Generally financially feasible to set up local production, otherwise can be purchased from existing producers. Existing diesel distribution infrastructure and vehicles can be used with minimal adaptation.

Generally financially feasible to set up local production, otherwise can be purchased from existing producers. Existing diesel distribution infrastructure and vehicles can be used with minimal adaptation.

Generally financially feasible to set up local production, otherwise can be purchased from existing producers. Existing diesel distribution infrastructure and vehicles can be used with minimal adaptation.

Biodiesel (outsourced from virgin crops)

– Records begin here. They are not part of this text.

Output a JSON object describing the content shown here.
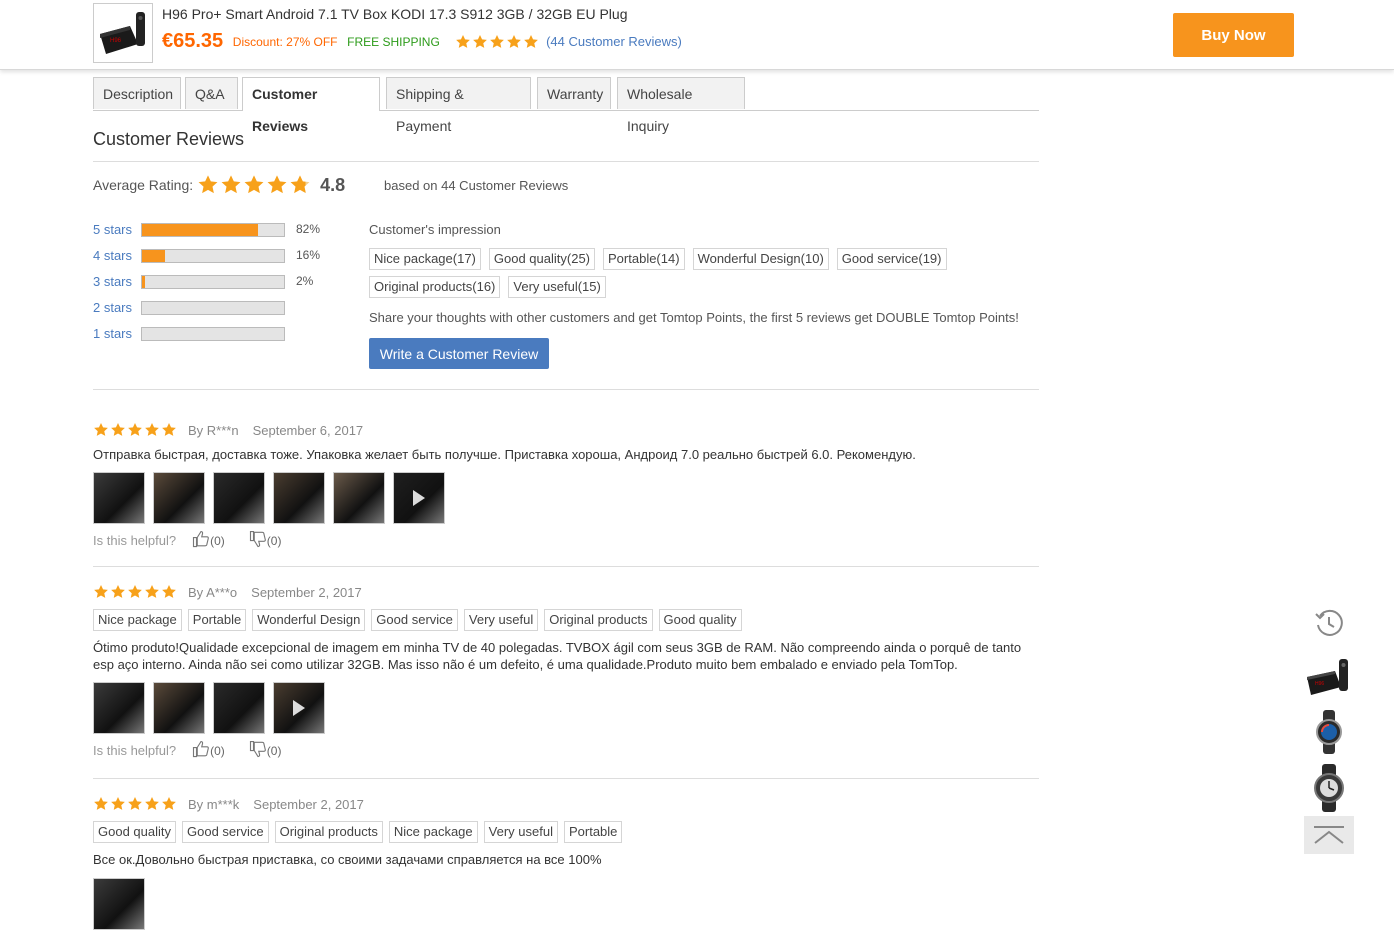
{
  "header": {
    "product_title": "H96 Pro+ Smart Android 7.1 TV Box KODI 17.3 S912 3GB / 32GB EU Plug",
    "price": "€65.35",
    "discount": "Discount: 27% OFF",
    "shipping": "FREE SHIPPING",
    "review_link": "(44 Customer Reviews)",
    "buy_label": "Buy Now",
    "rating_stars": 5
  },
  "tabs": [
    {
      "label": "Description"
    },
    {
      "label": "Q&A"
    },
    {
      "label": "Customer Reviews",
      "active": true
    },
    {
      "label": "Shipping & Payment"
    },
    {
      "label": "Warranty"
    },
    {
      "label": "Wholesale Inquiry"
    }
  ],
  "reviews_section": {
    "title": "Customer Reviews",
    "average_label": "Average Rating:",
    "average_value": "4.8",
    "average_stars": 4.8,
    "based_on": "based on 44 Customer Reviews",
    "distribution": [
      {
        "label": "5 stars",
        "pct_text": "82%",
        "pct": 82
      },
      {
        "label": "4 stars",
        "pct_text": "16%",
        "pct": 16
      },
      {
        "label": "3 stars",
        "pct_text": "2%",
        "pct": 2
      },
      {
        "label": "2 stars",
        "pct_text": "",
        "pct": 0
      },
      {
        "label": "1 stars",
        "pct_text": "",
        "pct": 0
      }
    ],
    "impression_title": "Customer's impression",
    "impressions": [
      "Nice package(17)",
      "Good quality(25)",
      "Portable(14)",
      "Wonderful Design(10)",
      "Good service(19)",
      "Original products(16)",
      "Very useful(15)"
    ],
    "share_text": "Share your thoughts with other customers and get Tomtop Points, the first 5 reviews get DOUBLE Tomtop Points!",
    "write_label": "Write a Customer Review"
  },
  "reviews": [
    {
      "stars": 5,
      "author": "By R***n",
      "date": "September 6, 2017",
      "tags": [],
      "text": "Отправка быстрая, доставка тоже. Упаковка желает быть получше. Приставка хороша, Андроид 7.0 реально быстрей 6.0. Рекомендую.",
      "photos": [
        "photo",
        "photo",
        "photo",
        "photo",
        "photo",
        "video"
      ],
      "helpful_label": "Is this helpful?",
      "up": "(0)",
      "down": "(0)"
    },
    {
      "stars": 5,
      "author": "By A***o",
      "date": "September 2, 2017",
      "tags": [
        "Nice package",
        "Portable",
        "Wonderful Design",
        "Good service",
        "Very useful",
        "Original products",
        "Good quality"
      ],
      "text": "Ótimo produto!Qualidade excepcional de imagem em minha TV de 40 polegadas. TVBOX ágil com seus 3GB de RAM. Não compreendo ainda o porquê de tanto esp aço interno. Ainda não sei como utilizar 32GB. Mas isso não é um defeito, é uma qualidade.Produto muito bem embalado e enviado pela TomTop.",
      "photos": [
        "photo",
        "photo",
        "photo",
        "video"
      ],
      "helpful_label": "Is this helpful?",
      "up": "(0)",
      "down": "(0)"
    },
    {
      "stars": 5,
      "author": "By m***k",
      "date": "September 2, 2017",
      "tags": [
        "Good quality",
        "Good service",
        "Original products",
        "Nice package",
        "Very useful",
        "Portable"
      ],
      "text": "Все ок.Довольно быстрая приставка, со своими задачами справляется на все 100%",
      "photos": [
        "photo"
      ],
      "helpful_label": "",
      "up": "",
      "down": ""
    }
  ],
  "sidebar": {
    "items": [
      "history-icon",
      "product-thumb-tvbox",
      "product-thumb-watch-1",
      "product-thumb-watch-2",
      "back-to-top-icon"
    ]
  },
  "colors": {
    "accent": "#f7941d",
    "price": "#ff6600",
    "link": "#4a7bbf",
    "free_shipping": "#2c9b1a"
  }
}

Existing diesel infrastructure can be used with minimal adaptation. Supply limited at present but growing very rapidly.

Existing diesel infrastructure can be used with minimal adaptation. Supply limited at present but growing very rapidly.

Existing diesel infrastructure can be used with minimal adaptation. Supply limited at present but growing very rapidly.






National infrastructure for production and distribution not yet available, although tax incentive to take effect from 2004 may change this. Conversion/specific vehicle necessary in blends over 10%. No Powershift grants currently available. Low calorific value gives less miles per litre.

National infrastructure for production and distribution not yet available, although tax incentive to take effect from 2004 may change this. Conversion/specific vehicle necessary in blends over 10%. No Powershift grants currently available. Low calorific value gives less miles per litre.

National infrastructure for production and distribution not yet available, although tax incentive to take effect from 2004 may change this. Conversion/specific vehicle necessary in blends over 10%. No Powershift grants currently available. Low calorific value gives less miles per litre.

National infrastructure for production and distribution not yet available, although tax incentive to take effect from 2004 may change this. Conversion/specific vehicle necessary in blends over 10%. No Powershift grants currently available. Low calorific value gives less miles per litre. Limited national infrastructure at present. Needs expensive local infrastructure. Requires costly conversions although eligible for Powershift grants. Infrastructure exists.

National infrastructure for production and distribution not yet available, although tax incentive to take effect from 2004 may change this. Conversion/specific vehicle necessary in blends over 10%. No Powershift grants currently available. Low calorific value gives less miles per litre. Limited national infrastructure at present. Needs expensive local infrastructure. Requires costly conversions although eligible for Powershift grants. Infrastructure exists.






Limited national infrastructure at present. Needs expensive local infrastructure. Requires costly conversions although eligible for Powershift grants.

Limited national infrastructure at present. Needs expensive local infrastructure. Requires costly conversions although eligible for Powershift grants.

Limited national infrastructure at present. Needs expensive local infrastructure. Requires costly conversions although eligible for Powershift grants.






Infrastructure exists.

Infrastructure exists.

Infrastructure exists.